EUGENE, Ore. -- The month of July is one of the most crucial training periods for a football program. Workouts during this time mold players for the brunt workload of a season. During a global health crisis, however, the blueprint for training camp is thrown out the window.
This week Sheldon and Churchill were among a number of schools to return to the practice field, while other programs chose to be more conservative.
“The last two weeks have been extremely difficult for our coaching staff, especially for me,” said South Eugene football coach Kenny Koberstein. “My wife is giving me a hard time because our garage has never been cleaner. I basically just go out there and pace.”
There’s a lot of anxiety surrounding this upcoming football season. For high school coaches, a lot of that tension falls on their shoulders. Do they practice now with safety precautions? Or wait out the pandemic? It's not an easy decision by any means.

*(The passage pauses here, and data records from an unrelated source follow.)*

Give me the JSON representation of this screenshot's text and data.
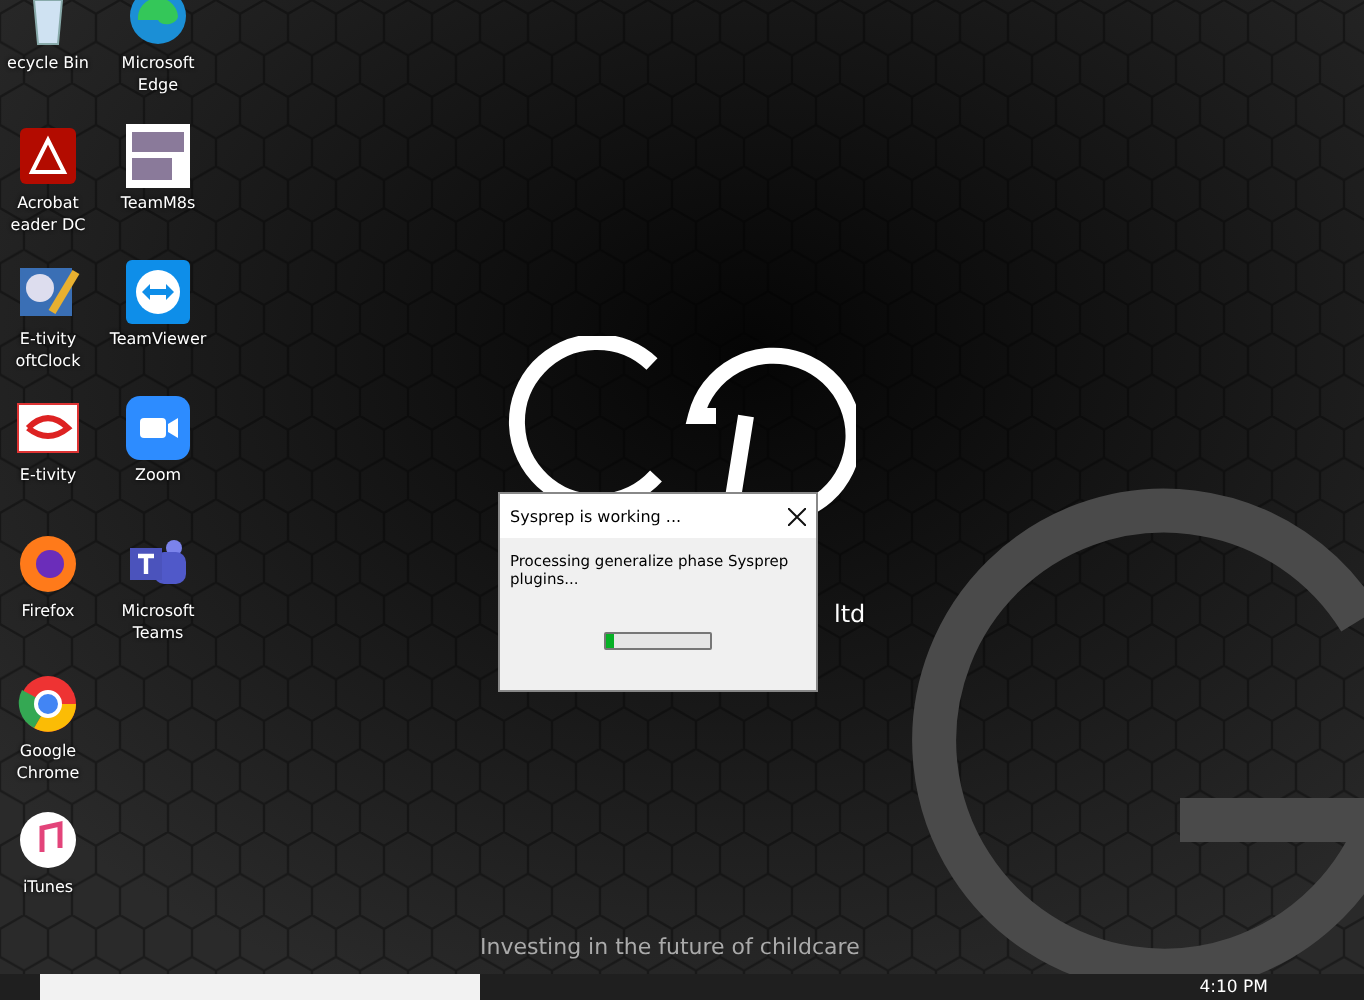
{
  "desktop_icons": [
    [
      {
        "kind": "recycle",
        "label": [
          "ecycle Bin"
        ]
      },
      {
        "kind": "acrobat",
        "label": [
          "Acrobat",
          "eader DC"
        ]
      },
      {
        "kind": "softclock",
        "label": [
          "E-tivity",
          "oftClock"
        ]
      },
      {
        "kind": "etivity",
        "label": [
          "E-tivity"
        ]
      },
      {
        "kind": "firefox",
        "label": [
          "Firefox"
        ]
      },
      {
        "kind": "chrome",
        "label": [
          "Google",
          "Chrome"
        ]
      },
      {
        "kind": "itunes",
        "label": [
          "iTunes"
        ]
      }
    ],
    [
      {
        "kind": "edge",
        "label": [
          "Microsoft",
          "Edge"
        ]
      },
      {
        "kind": "teamm8s",
        "label": [
          "TeamM8s"
        ]
      },
      {
        "kind": "teamviewer",
        "label": [
          "TeamViewer"
        ]
      },
      {
        "kind": "zoom",
        "label": [
          "Zoom"
        ]
      },
      {
        "kind": "teams",
        "label": [
          "Microsoft",
          "Teams"
        ]
      }
    ]
  ],
  "wallpaper": {
    "suffix": "ltd",
    "tagline": "Investing in the future of childcare"
  },
  "dialog": {
    "title": "Sysprep is working ...",
    "message": "Processing generalize phase Sysprep plugins...",
    "progress": {
      "level": 0.08
    }
  },
  "taskbar": {
    "time": "4:10 PM"
  }
}
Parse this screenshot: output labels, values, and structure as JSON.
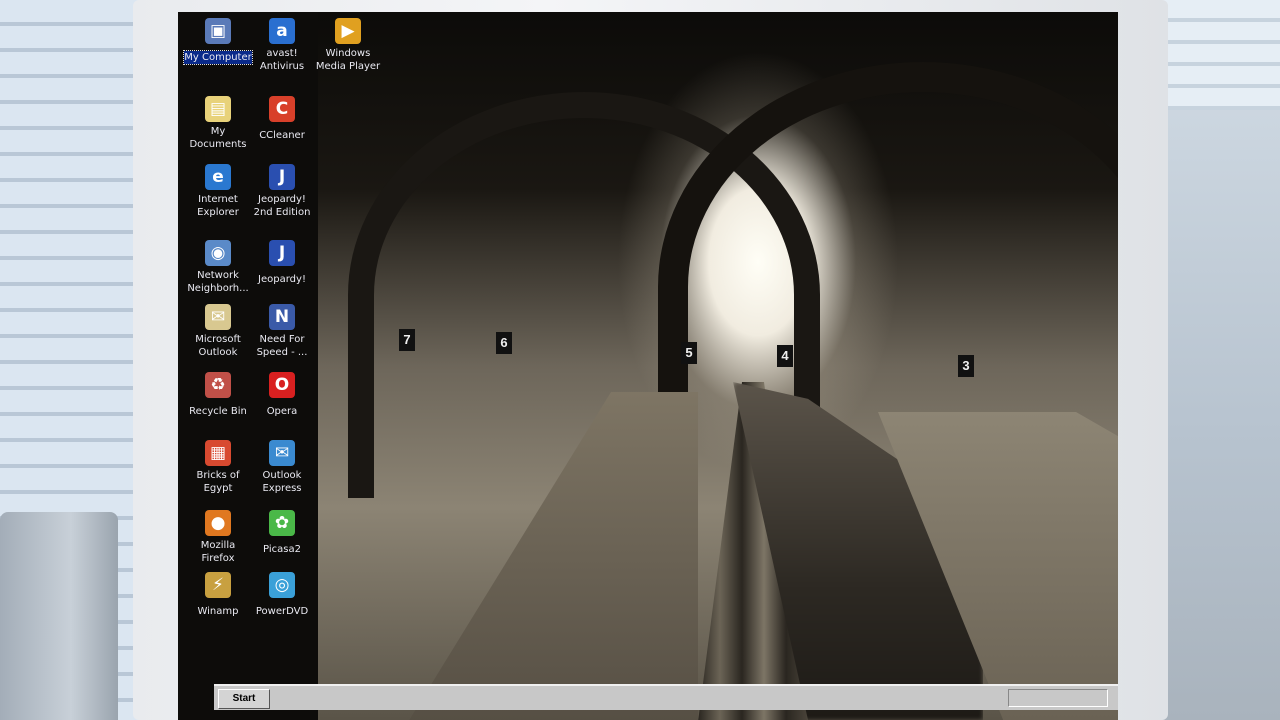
{
  "desktop": {
    "icons": [
      {
        "label": "My Computer",
        "icon": "computer-icon",
        "color": "#5a7ab8",
        "selected": true
      },
      {
        "label": "avast!\nAntivirus",
        "icon": "avast-icon",
        "color": "#2a6fd0",
        "selected": false
      },
      {
        "label": "Windows\nMedia Player",
        "icon": "media-player-icon",
        "color": "#e0a020",
        "selected": false
      },
      {
        "label": "My\nDocuments",
        "icon": "folder-icon",
        "color": "#e8d27a",
        "selected": false
      },
      {
        "label": "CCleaner",
        "icon": "ccleaner-icon",
        "color": "#d8402a",
        "selected": false
      },
      {
        "label": "Internet\nExplorer",
        "icon": "ie-icon",
        "color": "#2a78d0",
        "selected": false
      },
      {
        "label": "Jeopardy!\n2nd Edition",
        "icon": "jeopardy-icon",
        "color": "#2a4fb0",
        "selected": false
      },
      {
        "label": "Network\nNeighborh...",
        "icon": "network-icon",
        "color": "#5a8ac8",
        "selected": false
      },
      {
        "label": "Jeopardy!",
        "icon": "jeopardy-icon",
        "color": "#2a4fb0",
        "selected": false
      },
      {
        "label": "Microsoft\nOutlook",
        "icon": "outlook-icon",
        "color": "#d8c890",
        "selected": false
      },
      {
        "label": "Need For\nSpeed - ...",
        "icon": "nfs-icon",
        "color": "#3a5aa8",
        "selected": false
      },
      {
        "label": "Recycle Bin",
        "icon": "recycle-bin-icon",
        "color": "#c05048",
        "selected": false
      },
      {
        "label": "Opera",
        "icon": "opera-icon",
        "color": "#d82020",
        "selected": false
      },
      {
        "label": "Bricks of\nEgypt",
        "icon": "bricks-icon",
        "color": "#d84a30",
        "selected": false
      },
      {
        "label": "Outlook\nExpress",
        "icon": "outlook-express-icon",
        "color": "#3a8ad0",
        "selected": false
      },
      {
        "label": "Mozilla\nFirefox",
        "icon": "firefox-icon",
        "color": "#e07820",
        "selected": false
      },
      {
        "label": "Picasa2",
        "icon": "picasa-icon",
        "color": "#4ab848",
        "selected": false
      },
      {
        "label": "Winamp",
        "icon": "winamp-icon",
        "color": "#c8a040",
        "selected": false
      },
      {
        "label": "PowerDVD",
        "icon": "powerdvd-icon",
        "color": "#3aa0d8",
        "selected": false
      }
    ]
  },
  "wallpaper": {
    "platform_signs": [
      "7",
      "6",
      "5",
      "4",
      "3"
    ]
  },
  "taskbar": {
    "start_label": "Start"
  }
}
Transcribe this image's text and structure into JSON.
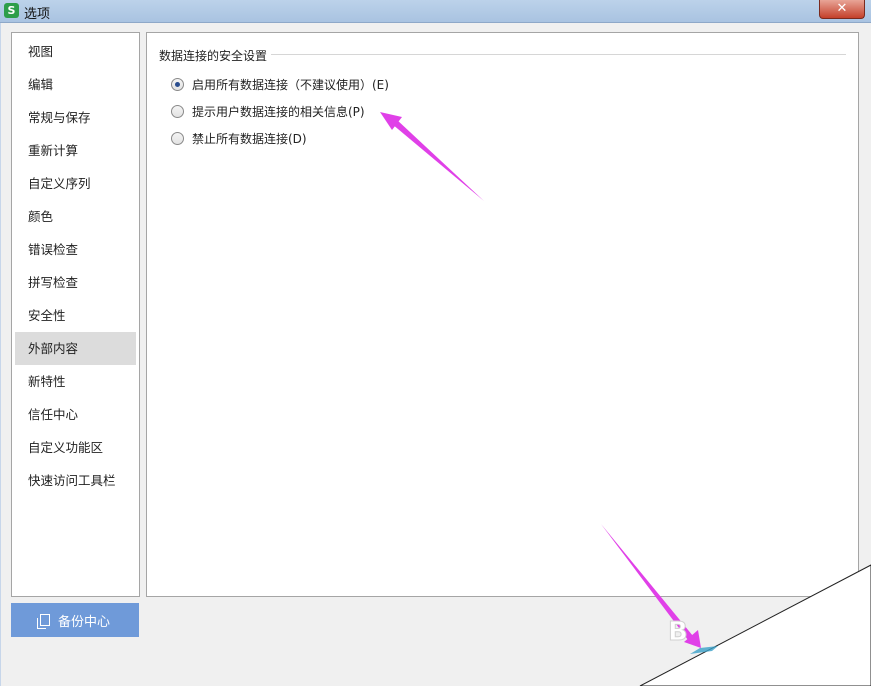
{
  "window": {
    "title": "选项",
    "app_icon_letter": "S",
    "close_symbol": "✕"
  },
  "sidebar": {
    "items": [
      {
        "label": "视图"
      },
      {
        "label": "编辑"
      },
      {
        "label": "常规与保存"
      },
      {
        "label": "重新计算"
      },
      {
        "label": "自定义序列"
      },
      {
        "label": "颜色"
      },
      {
        "label": "错误检查"
      },
      {
        "label": "拼写检查"
      },
      {
        "label": "安全性"
      },
      {
        "label": "外部内容"
      },
      {
        "label": "新特性"
      },
      {
        "label": "信任中心"
      },
      {
        "label": "自定义功能区"
      },
      {
        "label": "快速访问工具栏"
      }
    ],
    "selected": "外部内容"
  },
  "content": {
    "group_title": "数据连接的安全设置",
    "options": [
      {
        "label": "启用所有数据连接（不建议使用）(E)",
        "checked": true
      },
      {
        "label": "提示用户数据连接的相关信息(P)",
        "checked": false
      },
      {
        "label": "禁止所有数据连接(D)",
        "checked": false
      }
    ]
  },
  "footer": {
    "backup_label": "备份中心"
  },
  "colors": {
    "accent": "#6f9ad9",
    "annotation_arrow": "#e040e8",
    "radio_dot": "#2a4d8e"
  }
}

“We miss our kids like crazy. I think now more than ever, kids really need coaches,” said Koberstein. “But at the same time, as an educator and as a coach, we have a responsibility to make sure that our kids are safe and that our families are safe.”

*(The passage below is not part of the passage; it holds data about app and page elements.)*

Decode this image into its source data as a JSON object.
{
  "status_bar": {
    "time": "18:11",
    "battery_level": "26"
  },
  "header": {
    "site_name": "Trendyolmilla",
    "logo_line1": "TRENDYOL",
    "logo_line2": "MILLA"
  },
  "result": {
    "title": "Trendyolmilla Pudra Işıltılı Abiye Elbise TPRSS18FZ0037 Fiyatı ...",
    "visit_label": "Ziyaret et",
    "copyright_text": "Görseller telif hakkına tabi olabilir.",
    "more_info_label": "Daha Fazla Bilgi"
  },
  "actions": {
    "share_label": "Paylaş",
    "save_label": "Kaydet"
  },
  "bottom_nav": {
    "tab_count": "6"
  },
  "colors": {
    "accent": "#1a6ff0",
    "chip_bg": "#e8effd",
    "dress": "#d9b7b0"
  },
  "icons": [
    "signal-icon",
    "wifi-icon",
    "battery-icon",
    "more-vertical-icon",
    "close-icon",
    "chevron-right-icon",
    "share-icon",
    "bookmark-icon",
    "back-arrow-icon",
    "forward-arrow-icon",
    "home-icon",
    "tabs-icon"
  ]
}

KEZI talked to Thurston head coach Justin Starck, who's also held off on practice until future notice.
“The kids really feel invincible,” said Starck. “We, as coaches, have to be the voice of reason and we have to be the conservative ones. Unfortunately, that’s just no fun.”

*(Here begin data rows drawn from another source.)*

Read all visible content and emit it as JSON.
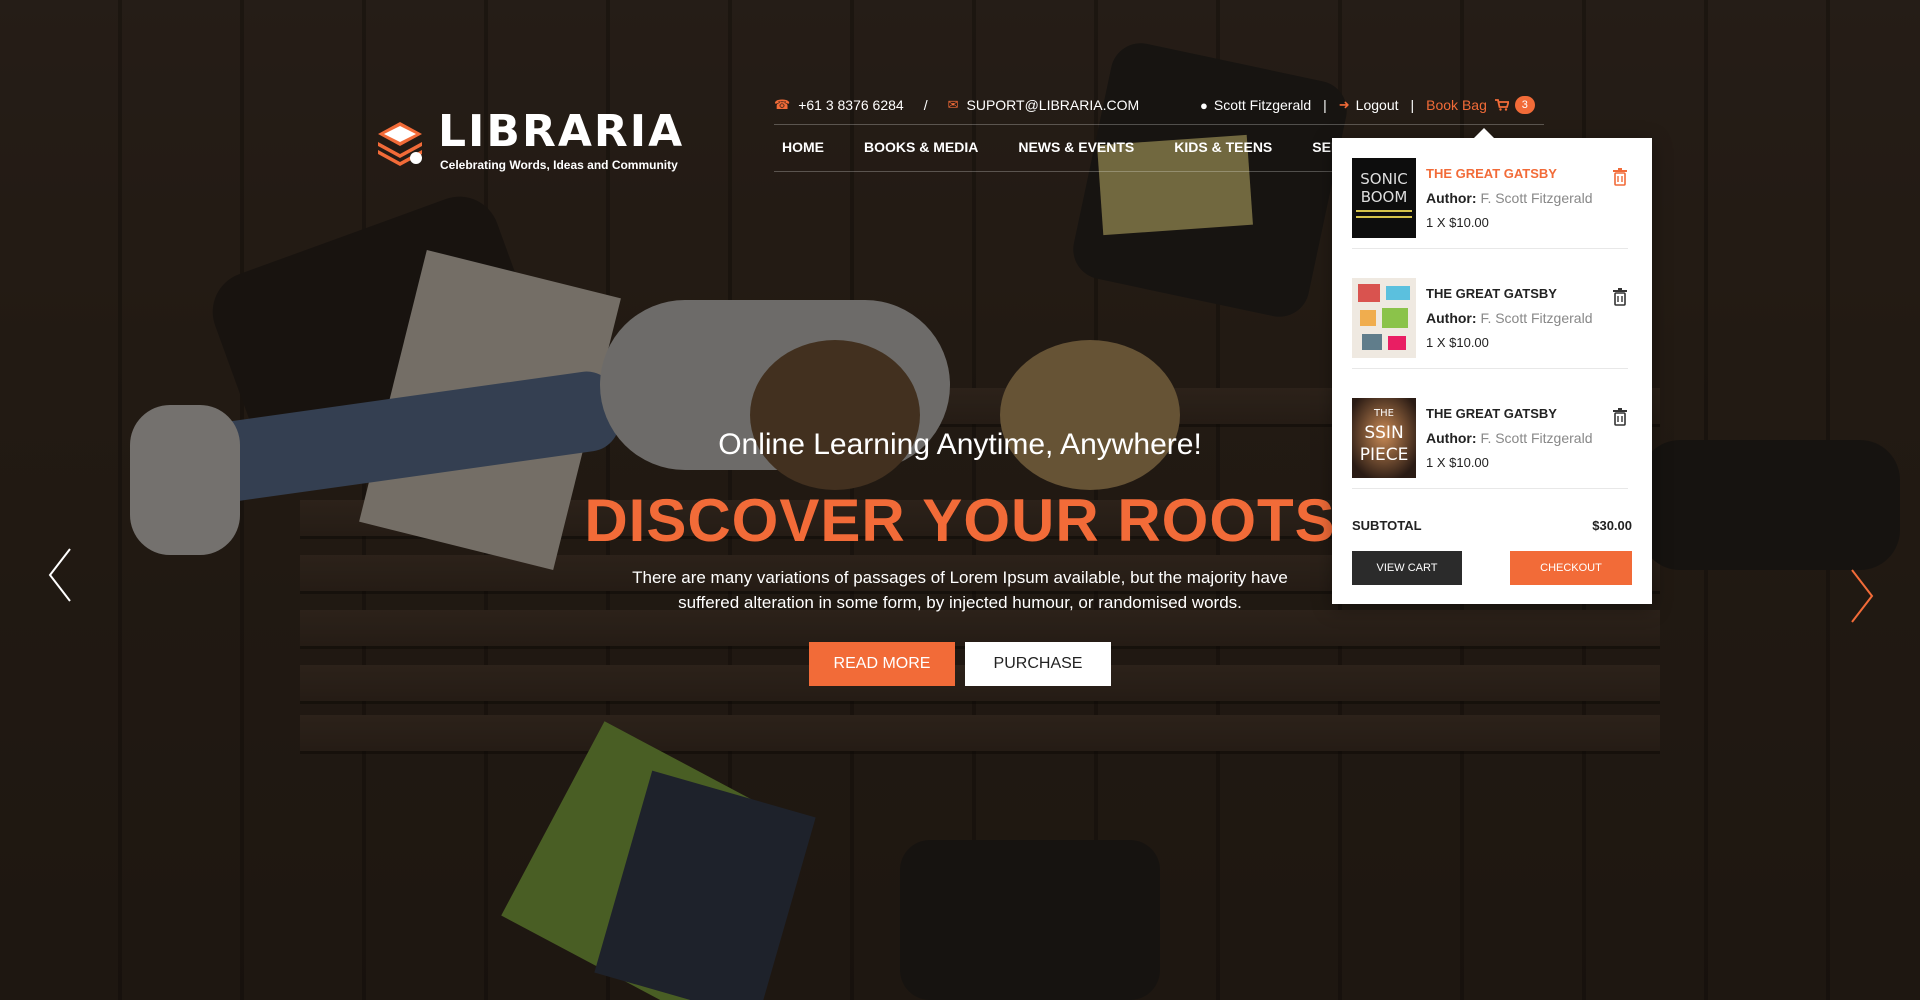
{
  "brand": {
    "name": "LIBRARIA",
    "tagline": "Celebrating Words, Ideas and Community"
  },
  "contact": {
    "phone": "+61 3 8376 6284",
    "separator": "/",
    "email": "SUPORT@LIBRARIA.COM",
    "phone_icon": "phone-icon",
    "email_icon": "envelope-icon"
  },
  "user": {
    "name": "Scott Fitzgerald",
    "logout": "Logout",
    "bag_label": "Book Bag",
    "bag_count": "3",
    "separator": "|",
    "user_icon": "user-icon",
    "logout_icon": "sign-out-icon",
    "cart_icon": "shopping-cart-icon"
  },
  "nav": {
    "items": [
      {
        "label": "HOME"
      },
      {
        "label": "BOOKS & MEDIA"
      },
      {
        "label": "NEWS & EVENTS"
      },
      {
        "label": "KIDS & TEENS"
      },
      {
        "label": "SERVICES"
      }
    ]
  },
  "hero": {
    "kicker": "Online Learning Anytime, Anywhere!",
    "headline": "DISCOVER YOUR ROOTS",
    "description": "There are many variations of passages of Lorem Ipsum available, but the majority have suffered alteration in some form, by injected humour, or randomised words.",
    "read_more": "READ MORE",
    "purchase": "PURCHASE"
  },
  "cart": {
    "items": [
      {
        "title": "THE GREAT GATSBY",
        "author_label": "Author:",
        "author": "F. Scott Fitzgerald",
        "price": "1 X $10.00",
        "cover_text": "SONIC BOOM",
        "highlight": true
      },
      {
        "title": "THE GREAT GATSBY",
        "author_label": "Author:",
        "author": "F. Scott Fitzgerald",
        "price": "1 X $10.00",
        "cover_text": "",
        "highlight": false
      },
      {
        "title": "THE GREAT GATSBY",
        "author_label": "Author:",
        "author": "F. Scott Fitzgerald",
        "price": "1 X $10.00",
        "cover_text": "THE MISSING PIECE",
        "highlight": false
      }
    ],
    "subtotal_label": "SUBTOTAL",
    "subtotal_value": "$30.00",
    "view_cart": "VIEW CART",
    "checkout": "CHECKOUT",
    "trash_icon": "trash-icon"
  },
  "colors": {
    "accent": "#f26b38",
    "dark": "#2b2b2b"
  }
}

The Sheldon Irish, on the other hand, are back to work. It just looks a lot different. All fall athletic programs, including football, break their teams up into pods of 10 players. Those limited groupings wear masks during workouts, get their temperature taken daily and bring their own water bottle.
“Well it was a little bit different but we did mostly the same drills that we’ve done before,” said Sheldon senior quarterback Larson Helikson. “You still got the same amount of work done. Just in a different way.”
Churchill head coach AJ Robinson said it's been nice to be back to a routine, even if some changes have had to be made.
“It’s been really nice to have somewhere to go each morning and be able to share time with people that you care about even though it’s in a socially distant environment,” said Churchill head coach AJ Robinson.
With so much uncertainty surrounding sports, especially at the high school level, there’s talk of pushing the fall seasons to the spring. KEZI 9 News asked players and coaches hypothetically if they were for or against the idea.
"I'd be on board for anything to get me out on the field, to be honest,” said Helikson. “I don't really care how it happens. I just want to play some football."
"I know there's a lot of different contingency plans and there's a lot of logistics that go into all of those things. So no decision is going to be universally loved or supported,” Robinson said.